Saudi Arabia has not gotten into international soccer for the same reasons as China. China wanted to grow its domestic league in order to foster the quality of its own international team—a move that quickly came to be regarded as a money sink. Saudi Arabia is spending on soccer both to build its global influence and to pacify its population, 70 percent of which is under the age of 35. It is rapidly trying to remake its economy for a post-fossil fuel world and sees sports as a crucial aspect of that project. Saudi Arabia isn’t going to become a dominant force in global soccer overnight, but a death-by-a-thousand-cuts scenario is possible. It’s not just older and past-their-prime players it’s acquiring, after all. Still, the permissiveness that European clubs have shown as far as dealing with deep-pocketed petrostate dictatorships has underscored how craven the sport can be. And, for that matter, how desperate for money the league’s top brass really is. 

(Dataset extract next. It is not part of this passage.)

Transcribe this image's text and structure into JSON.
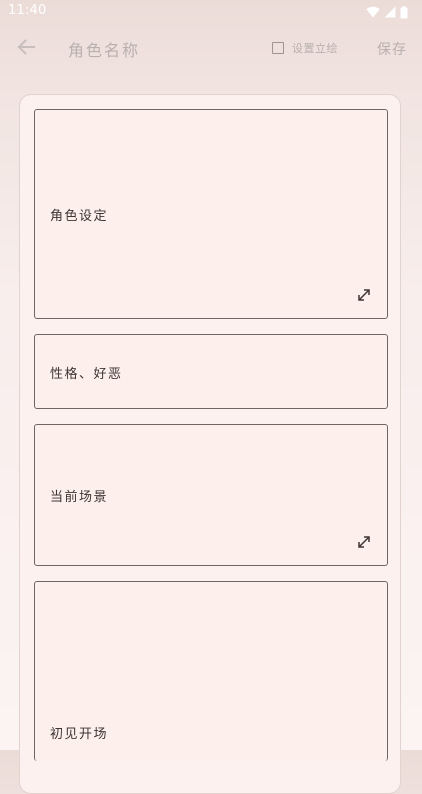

Soccer and politics—and, for that matter, economics—have always gone together. But it is truly insane how interlinked they have become. Does the fact that Saudi Arabia was bidding for Mbappe—who plays for the Qatari-owned Paris Saint-Germain—signal a thawing of Saudi-Qatari relations? Does a bid for Manchester City’s Riyad Mahrez suggest that the relationship between the Kingdom and the UAE hasn’t frayed as much as it seems? What do we make of an outrageous $60 million price paid for Brazilian footballer Malcolm of Zenit St. Petersburg, which is owned by Gazprom? Should this be considered a form of aid to Russia? These are questions that now inevitably come with following soccer. 

But all of that is, blessedly, off the field. On the pitch, the sport continues to remind us of how magical it can be to watch the joyous chaos of soccer. Sure, the league title already feels sewn up at the start of the season—how could anyone not pick Manchester City to win? But there will be tumult galore: The Premier League is more top-heavy than ever. Its worst teams are quite bad (sorry to newly promoted Luton Town). But there’s still spicy competition and performances from the world’s best stars to enjoy. 

Manchester City and Arsenal will, or at least should, be very good. But there are some big questions about the rest of the league. Liverpool remain very good on paper but have not fixed their biggest problem from last season (that problem being that they allow teams to take too many really good shots) and will most likely, thanks in part to Saudi Arabia, begin a season without a defensive midfielder, the sport’s most important position. Chelsea may have gotten better but are still addicted to pandemonium. Tottenham just lost their talisman but a new manager has boosted the hope of a return to the kind of form that took them to the 2019 Champions League Final. Upstarts Brighton and Newcastle are unproven, as are Aston Villa, but all three could parlay strong foundations and little luck with a rise up the pecking order. Manchester United are … well, still Manchester United. The only near certainties are that Manchester City will win the league and Luton will go down. (Sorry to keep picking on you, Luton. I love your tiny stadium and will try to catch a game the next time I go to the airport.) 

The big story of soccer remains the growing influence of money and the troubling rise of foreign states. Everywhere you can see the potential seeds of the Premier League’s undoing being planted. But there will be some regular days to savor, some of which will be crazy in the best possible way. At any rate, for now, I welcome the return of soccer—if only as a respite from all of the transfer rumors.